INSTRUCTIONS FOR THE TASK.
Where does the string "content" appear in the material? Copy each line that holds it.

DATA IN THIS EXERCISE.
• • • • • • •

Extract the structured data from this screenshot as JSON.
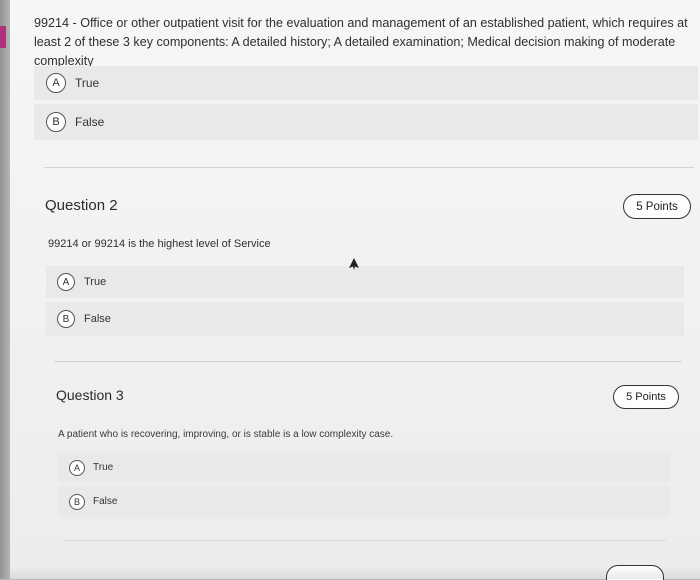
{
  "questions": [
    {
      "text": "99214 - Office or other outpatient visit for the evaluation and management of an established patient, which requires at least 2 of these 3 key components: A detailed history; A detailed examination; Medical decision making of moderate complexity",
      "options": [
        {
          "letter": "A",
          "label": "True"
        },
        {
          "letter": "B",
          "label": "False"
        }
      ]
    },
    {
      "title": "Question 2",
      "points": "5 Points",
      "text": "99214 or 99214 is the highest level of Service",
      "options": [
        {
          "letter": "A",
          "label": "True"
        },
        {
          "letter": "B",
          "label": "False"
        }
      ]
    },
    {
      "title": "Question 3",
      "points": "5 Points",
      "text": "A patient who is recovering, improving, or is stable is a low complexity case.",
      "options": [
        {
          "letter": "A",
          "label": "True"
        },
        {
          "letter": "B",
          "label": "False"
        }
      ]
    }
  ],
  "icons": {
    "cursor": "mouse-pointer-icon"
  },
  "colors": {
    "accent": "#b0327a",
    "option_background": "#e9e9e9",
    "page_background": "#f4f4f4"
  }
}
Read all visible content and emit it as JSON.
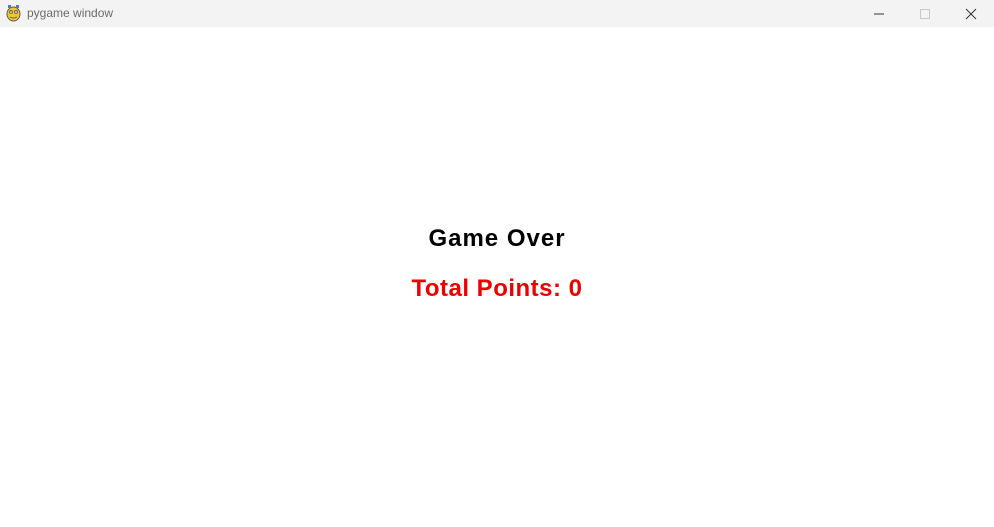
{
  "window": {
    "title": "pygame window",
    "icon": "pygame-snake-icon",
    "controls": [
      "minimize-icon",
      "maximize-icon",
      "close-icon"
    ]
  },
  "game": {
    "game_over_text": "Game Over",
    "points_text": "Total Points: 0",
    "points_color": "#ee0000",
    "game_over_color": "#000000",
    "background_color": "#ffffff"
  }
}
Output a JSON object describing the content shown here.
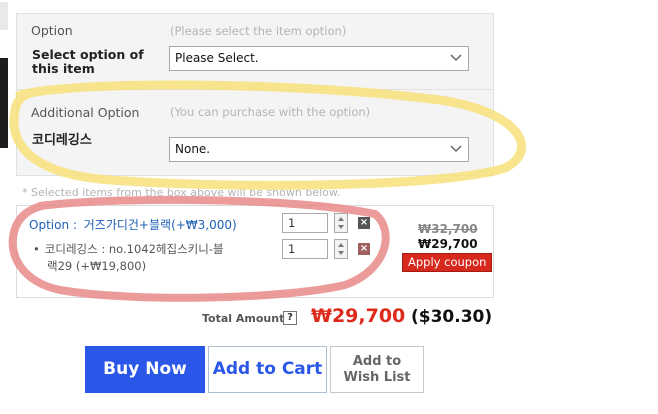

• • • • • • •

ANSWER SPACE.
Read all visible content and emit it as JSON.
Output a JSON object describing the content shown here.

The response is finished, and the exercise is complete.